Built in 1755.
I was fortunate to approach this scene in the spring when the new greens offer such contrast with the old house.
Thanks to Emmett and Bobby Winborne who allowed me to paint their birthplace.
This painting grew from a sketch, a study and a rendered drawing. I felt like a gardener before spring, transplanting little seedlings from pot to pot as I drew, measured, enlarged, and painted. Each time, I trusted the image to materials I made myself.
It is satisfying to brew one’s own ink, cut panels, dissolve rabbit-skin glue and dust for gesso. Taking handmade materials outdoors makes one look more acutely. One of my teachers, Nathan Bertling, used to tell me, “If you love your paper, you’ll love your drawing.” He meant that time spent in preparation makes for good execution.
Much is made these days of “plein air” painting, and often I’m asked, “Did you do that all plein air?” To which I say “Harumph. I was working before I went outside.”
Below is the 24 x 36″ large study I did for Harmony in Green, an early 20th-century auto garage in Edenton. It will hang my solo show there on Dec 4.
In the Renaissance, most preparatory drawings for paintings were done in chalk. This is a great way to indicate quickly where things go in the composition Such drawings look like this one, which took about twenty minutes to do. Chalk is smudgy for shadows and holds an edge for sharp lines; hence, one can capture a lot of information with it.

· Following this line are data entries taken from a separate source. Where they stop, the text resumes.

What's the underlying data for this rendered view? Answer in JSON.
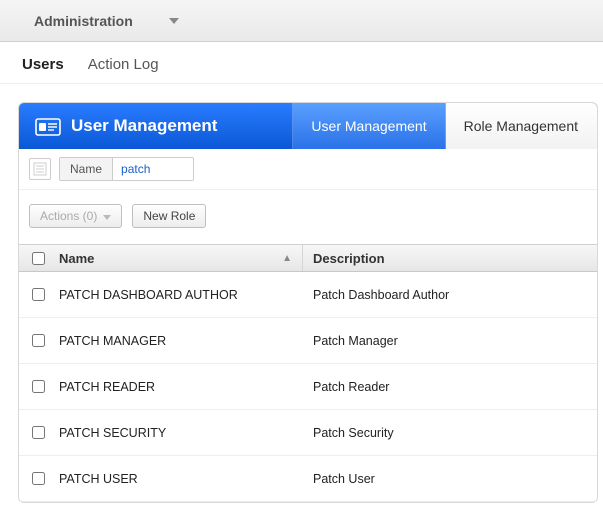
{
  "topmenu": {
    "label": "Administration"
  },
  "tabs": {
    "users": "Users",
    "actionlog": "Action Log",
    "active": "users"
  },
  "panel": {
    "title": "User Management",
    "subtabs": {
      "usermgmt": "User Management",
      "rolemgmt": "Role Management"
    }
  },
  "filter": {
    "label": "Name",
    "value": "patch"
  },
  "toolbar": {
    "actions_label": "Actions (0)",
    "newrole_label": "New Role"
  },
  "grid": {
    "headers": {
      "name": "Name",
      "description": "Description"
    },
    "rows": [
      {
        "name": "PATCH DASHBOARD AUTHOR",
        "description": "Patch Dashboard Author"
      },
      {
        "name": "PATCH MANAGER",
        "description": "Patch Manager"
      },
      {
        "name": "PATCH READER",
        "description": "Patch Reader"
      },
      {
        "name": "PATCH SECURITY",
        "description": "Patch Security"
      },
      {
        "name": "PATCH USER",
        "description": "Patch User"
      }
    ]
  }
}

But to test out large blocks of light and shadow, one turns to ink. Since we live a century into the era of comics and posters, it’s nothing for us to look at a poster and register an image. Most poster- or comic-style drawing, though, is a very efficient shorthand, which purposely omits reference to the third dimension. If you were busy perceiving depth in a billboard, you couldn’t read that billboard while driving. In short, what we spend in depth perception, we gain in information. Non-realistic pictures are worth a thousand words, as marketers the world over agree.
Realism, though, is priceless. Witness this gem from Luca Cambiaso (fl. 1550’s):

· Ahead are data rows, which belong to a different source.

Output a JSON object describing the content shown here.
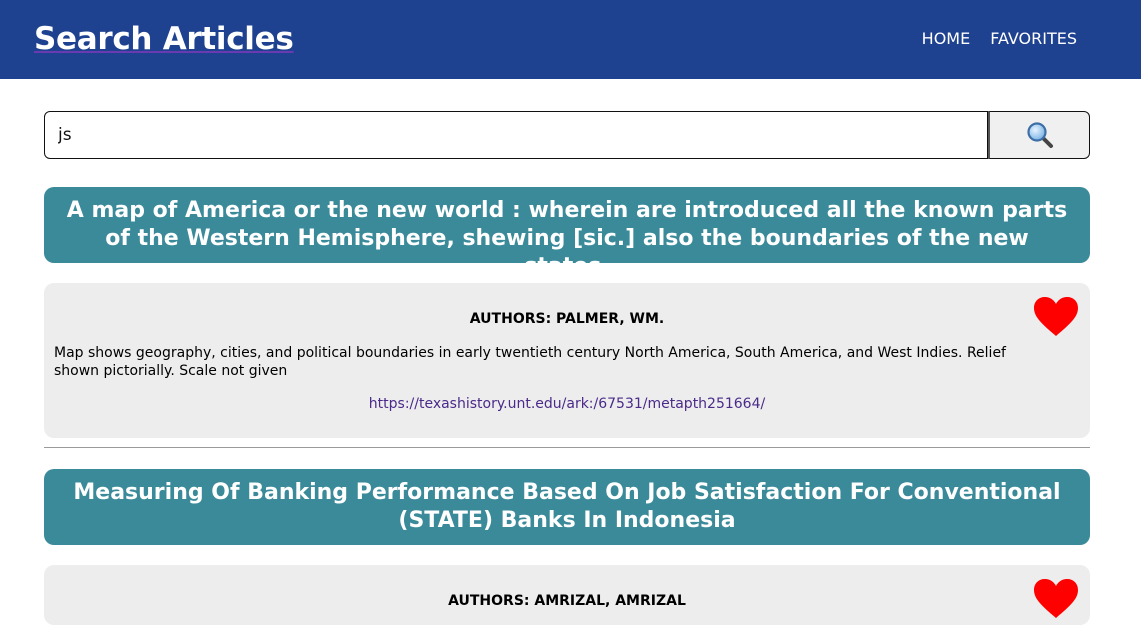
{
  "header": {
    "title": "Search Articles",
    "nav": [
      "HOME",
      "FAVORITES"
    ]
  },
  "search": {
    "value": "js",
    "button_icon": "magnifying-glass-icon"
  },
  "results": [
    {
      "title": "A map of America or the new world : wherein are introduced all the known parts of the Western Hemisphere, shewing [sic.] also the boundaries of the new states.",
      "authors": "AUTHORS: PALMER, WM.",
      "description": "Map shows geography, cities, and political boundaries in early twentieth century North America, South America, and West Indies. Relief shown pictorially. Scale not given",
      "link": "https://texashistory.unt.edu/ark:/67531/metapth251664/",
      "favorite_icon": "heart-icon"
    },
    {
      "title": "Measuring Of Banking Performance Based On Job Satisfaction For Conventional (STATE) Banks In Indonesia",
      "authors": "AUTHORS: AMRIZAL, AMRIZAL",
      "favorite_icon": "heart-icon"
    }
  ],
  "colors": {
    "header_bg": "#1e4190",
    "title_bg": "#3a8a9a",
    "card_bg": "#ededed",
    "heart": "#ff0000",
    "link": "#4a2a8a"
  }
}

Yes, this is realism, albeit at its most stripped-down. No one doesn’t like these Renaissance robots. Just the act of breaking these abstract figures up into front (lit) planes and side (shadow) planes gives them life. This is simplicity: a little doing a lot can make for a monumental effect. If you remember Genesis 1–or any other creation myth, for that matter–you have already noticed that life will not go where there is no form.

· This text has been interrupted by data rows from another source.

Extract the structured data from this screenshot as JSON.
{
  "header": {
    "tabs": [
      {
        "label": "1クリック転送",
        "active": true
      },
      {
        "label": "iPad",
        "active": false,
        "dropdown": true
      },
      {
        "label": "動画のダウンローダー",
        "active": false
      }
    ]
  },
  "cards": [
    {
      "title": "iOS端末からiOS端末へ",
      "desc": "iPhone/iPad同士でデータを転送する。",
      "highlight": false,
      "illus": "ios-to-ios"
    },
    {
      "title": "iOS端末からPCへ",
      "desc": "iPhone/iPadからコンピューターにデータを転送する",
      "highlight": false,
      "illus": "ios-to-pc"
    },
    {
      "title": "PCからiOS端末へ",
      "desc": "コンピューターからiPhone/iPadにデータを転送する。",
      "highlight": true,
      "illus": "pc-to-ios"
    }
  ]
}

So here’s the same treatment applied to a 24 x 36″ study of the building I’ve been working on. A little doing a lot over two square yards. The ink is walnut ink made from the bounty of North Carolina, and the pens used in the drawing are reed pens, just as Cambiaso used.
First, I corrected the date given for my show in Edenton next month. It is now to open on Thursday December 4th. The time remains 5:30pm. The volunteers who run the Chowan Arts Council Gallery didn’t want the show to conflict with the lighting of the town Christmas tree.
Second–and as promised–another look at Bunch’s garage, which greets entrants into the town. Last year I made the quick sketch of it in China ink, paying attention almost entirely to the shadows cast by the molding. The building sports a certain posture despite its age, so I returned to the spot, this time to study the texture of the corrugated sheet-metal siding:
The rhythm of verticals in the building’s fabric makes a strong contrast to the contorted oak forms behind. I chose a prepared paper to catch the sense of atmosphere that nourishes the trees and ages the building, because, for the time being, the structure’s age contributes to its dignity. I also abandoned the brush, intending to suggest brittleness with the use of goose and steel pens.
Making a drawing out of a million tiny lines demands an upped tempo and a light touch at once. It asks both draftsman and viewer to see with two faculties that our historical moment hates: aggression and restraint.